WORK ITEM — Word for word, output the data that follows.

(GIVEN RECORDS)

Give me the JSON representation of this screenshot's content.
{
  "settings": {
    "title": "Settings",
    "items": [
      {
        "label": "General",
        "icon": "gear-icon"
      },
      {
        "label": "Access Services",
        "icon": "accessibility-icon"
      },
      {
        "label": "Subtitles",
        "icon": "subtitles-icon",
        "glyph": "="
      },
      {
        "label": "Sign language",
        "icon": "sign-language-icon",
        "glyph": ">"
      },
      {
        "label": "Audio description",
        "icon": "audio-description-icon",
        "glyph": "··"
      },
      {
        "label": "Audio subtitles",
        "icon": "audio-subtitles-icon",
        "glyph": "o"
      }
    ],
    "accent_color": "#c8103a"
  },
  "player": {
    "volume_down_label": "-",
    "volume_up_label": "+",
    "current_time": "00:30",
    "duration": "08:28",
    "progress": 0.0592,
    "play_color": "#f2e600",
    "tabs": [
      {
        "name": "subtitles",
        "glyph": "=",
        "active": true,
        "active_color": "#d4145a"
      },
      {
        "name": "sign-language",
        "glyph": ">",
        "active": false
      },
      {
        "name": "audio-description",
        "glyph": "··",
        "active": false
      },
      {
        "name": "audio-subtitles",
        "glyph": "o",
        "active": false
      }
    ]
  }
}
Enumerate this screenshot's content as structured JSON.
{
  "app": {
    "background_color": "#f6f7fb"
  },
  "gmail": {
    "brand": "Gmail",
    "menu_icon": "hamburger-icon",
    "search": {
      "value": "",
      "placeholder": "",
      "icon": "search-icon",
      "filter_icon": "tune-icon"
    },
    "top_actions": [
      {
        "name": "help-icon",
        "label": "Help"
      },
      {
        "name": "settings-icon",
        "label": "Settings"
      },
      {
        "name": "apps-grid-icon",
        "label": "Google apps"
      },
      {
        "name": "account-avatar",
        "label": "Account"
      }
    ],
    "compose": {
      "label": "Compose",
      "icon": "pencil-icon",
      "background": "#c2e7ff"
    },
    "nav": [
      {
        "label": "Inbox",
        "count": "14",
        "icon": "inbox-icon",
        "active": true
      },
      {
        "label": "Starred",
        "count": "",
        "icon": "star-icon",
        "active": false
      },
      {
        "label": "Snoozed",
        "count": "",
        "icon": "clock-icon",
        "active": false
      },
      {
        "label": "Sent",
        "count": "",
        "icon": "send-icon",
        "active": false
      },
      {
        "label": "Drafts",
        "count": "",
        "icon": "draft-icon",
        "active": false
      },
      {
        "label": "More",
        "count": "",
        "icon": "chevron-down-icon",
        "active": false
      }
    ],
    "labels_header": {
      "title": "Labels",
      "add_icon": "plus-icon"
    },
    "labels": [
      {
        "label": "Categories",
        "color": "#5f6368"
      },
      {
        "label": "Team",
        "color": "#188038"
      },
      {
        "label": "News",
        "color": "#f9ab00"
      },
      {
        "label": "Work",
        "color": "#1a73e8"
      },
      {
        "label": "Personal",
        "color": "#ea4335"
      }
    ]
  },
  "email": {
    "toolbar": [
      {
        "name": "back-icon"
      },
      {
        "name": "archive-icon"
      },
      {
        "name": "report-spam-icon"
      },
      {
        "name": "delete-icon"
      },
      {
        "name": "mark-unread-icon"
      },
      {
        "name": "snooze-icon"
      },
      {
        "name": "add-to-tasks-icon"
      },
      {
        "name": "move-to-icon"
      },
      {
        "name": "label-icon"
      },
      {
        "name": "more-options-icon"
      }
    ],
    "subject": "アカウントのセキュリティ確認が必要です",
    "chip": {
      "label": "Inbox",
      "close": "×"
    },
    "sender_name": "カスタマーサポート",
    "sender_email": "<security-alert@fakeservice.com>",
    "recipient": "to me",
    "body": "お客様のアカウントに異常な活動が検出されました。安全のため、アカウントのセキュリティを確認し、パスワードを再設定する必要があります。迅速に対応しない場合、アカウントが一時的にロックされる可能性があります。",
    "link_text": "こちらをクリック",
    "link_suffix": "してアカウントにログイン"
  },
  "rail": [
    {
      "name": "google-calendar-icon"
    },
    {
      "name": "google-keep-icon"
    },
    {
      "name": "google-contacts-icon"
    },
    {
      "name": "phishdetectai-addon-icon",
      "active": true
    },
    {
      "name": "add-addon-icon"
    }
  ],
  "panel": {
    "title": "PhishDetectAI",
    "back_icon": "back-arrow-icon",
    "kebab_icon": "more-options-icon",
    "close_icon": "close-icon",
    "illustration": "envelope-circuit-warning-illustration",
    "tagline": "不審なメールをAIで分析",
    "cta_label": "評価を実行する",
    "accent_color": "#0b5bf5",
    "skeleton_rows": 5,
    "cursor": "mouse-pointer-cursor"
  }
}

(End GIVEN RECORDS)

RESPONSE —
Give me the JSON representation of this screenshot's content.
{
  "settings": {
    "title": "Settings",
    "items": [
      {
        "label": "General",
        "icon": "gear-icon"
      },
      {
        "label": "Access Services",
        "icon": "accessibility-icon"
      },
      {
        "label": "Subtitles",
        "icon": "subtitles-icon",
        "glyph": "="
      },
      {
        "label": "Sign language",
        "icon": "sign-language-icon",
        "glyph": ">"
      },
      {
        "label": "Audio description",
        "icon": "audio-description-icon",
        "glyph": "··"
      },
      {
        "label": "Audio subtitles",
        "icon": "audio-subtitles-icon",
        "glyph": "o"
      }
    ],
    "accent_color": "#c8103a"
  },
  "player": {
    "volume_down_label": "-",
    "volume_up_label": "+",
    "current_time": "00:30",
    "duration": "08:28",
    "progress": 0.0592,
    "play_color": "#f2e600",
    "tabs": [
      {
        "name": "subtitles",
        "glyph": "=",
        "active": true,
        "active_color": "#d4145a"
      },
      {
        "name": "sign-language",
        "glyph": ">",
        "active": false
      },
      {
        "name": "audio-description",
        "glyph": "··",
        "active": false
      },
      {
        "name": "audio-subtitles",
        "glyph": "o",
        "active": false
      }
    ]
  }
}
Enumerate this screenshot's content as structured JSON.
{
  "app": {
    "background_color": "#f6f7fb"
  },
  "gmail": {
    "brand": "Gmail",
    "menu_icon": "hamburger-icon",
    "search": {
      "value": "",
      "placeholder": "",
      "icon": "search-icon",
      "filter_icon": "tune-icon"
    },
    "top_actions": [
      {
        "name": "help-icon",
        "label": "Help"
      },
      {
        "name": "settings-icon",
        "label": "Settings"
      },
      {
        "name": "apps-grid-icon",
        "label": "Google apps"
      },
      {
        "name": "account-avatar",
        "label": "Account"
      }
    ],
    "compose": {
      "label": "Compose",
      "icon": "pencil-icon",
      "background": "#c2e7ff"
    },
    "nav": [
      {
        "label": "Inbox",
        "count": "14",
        "icon": "inbox-icon",
        "active": true
      },
      {
        "label": "Starred",
        "count": "",
        "icon": "star-icon",
        "active": false
      },
      {
        "label": "Snoozed",
        "count": "",
        "icon": "clock-icon",
        "active": false
      },
      {
        "label": "Sent",
        "count": "",
        "icon": "send-icon",
        "active": false
      },
      {
        "label": "Drafts",
        "count": "",
        "icon": "draft-icon",
        "active": false
      },
      {
        "label": "More",
        "count": "",
        "icon": "chevron-down-icon",
        "active": false
      }
    ],
    "labels_header": {
      "title": "Labels",
      "add_icon": "plus-icon"
    },
    "labels": [
      {
        "label": "Categories",
        "color": "#5f6368"
      },
      {
        "label": "Team",
        "color": "#188038"
      },
      {
        "label": "News",
        "color": "#f9ab00"
      },
      {
        "label": "Work",
        "color": "#1a73e8"
      },
      {
        "label": "Personal",
        "color": "#ea4335"
      }
    ]
  },
  "email": {
    "toolbar": [
      {
        "name": "back-icon"
      },
      {
        "name": "archive-icon"
      },
      {
        "name": "report-spam-icon"
      },
      {
        "name": "delete-icon"
      },
      {
        "name": "mark-unread-icon"
      },
      {
        "name": "snooze-icon"
      },
      {
        "name": "add-to-tasks-icon"
      },
      {
        "name": "move-to-icon"
      },
      {
        "name": "label-icon"
      },
      {
        "name": "more-options-icon"
      }
    ],
    "subject": "アカウントのセキュリティ確認が必要です",
    "chip": {
      "label": "Inbox",
      "close": "×"
    },
    "sender_name": "カスタマーサポート",
    "sender_email": "<security-alert@fakeservice.com>",
    "recipient": "to me",
    "body": "お客様のアカウントに異常な活動が検出されました。安全のため、アカウントのセキュリティを確認し、パスワードを再設定する必要があります。迅速に対応しない場合、アカウントが一時的にロックされる可能性があります。",
    "link_text": "こちらをクリック",
    "link_suffix": "してアカウントにログイン"
  },
  "rail": [
    {
      "name": "google-calendar-icon"
    },
    {
      "name": "google-keep-icon"
    },
    {
      "name": "google-contacts-icon"
    },
    {
      "name": "phishdetectai-addon-icon",
      "active": true
    },
    {
      "name": "add-addon-icon"
    }
  ],
  "panel": {
    "title": "PhishDetectAI",
    "back_icon": "back-arrow-icon",
    "kebab_icon": "more-options-icon",
    "close_icon": "close-icon",
    "illustration": "envelope-circuit-warning-illustration",
    "tagline": "不審なメールをAIで分析",
    "cta_label": "評価を実行する",
    "accent_color": "#0b5bf5",
    "skeleton_rows": 5,
    "cursor": "mouse-pointer-cursor"
  }
}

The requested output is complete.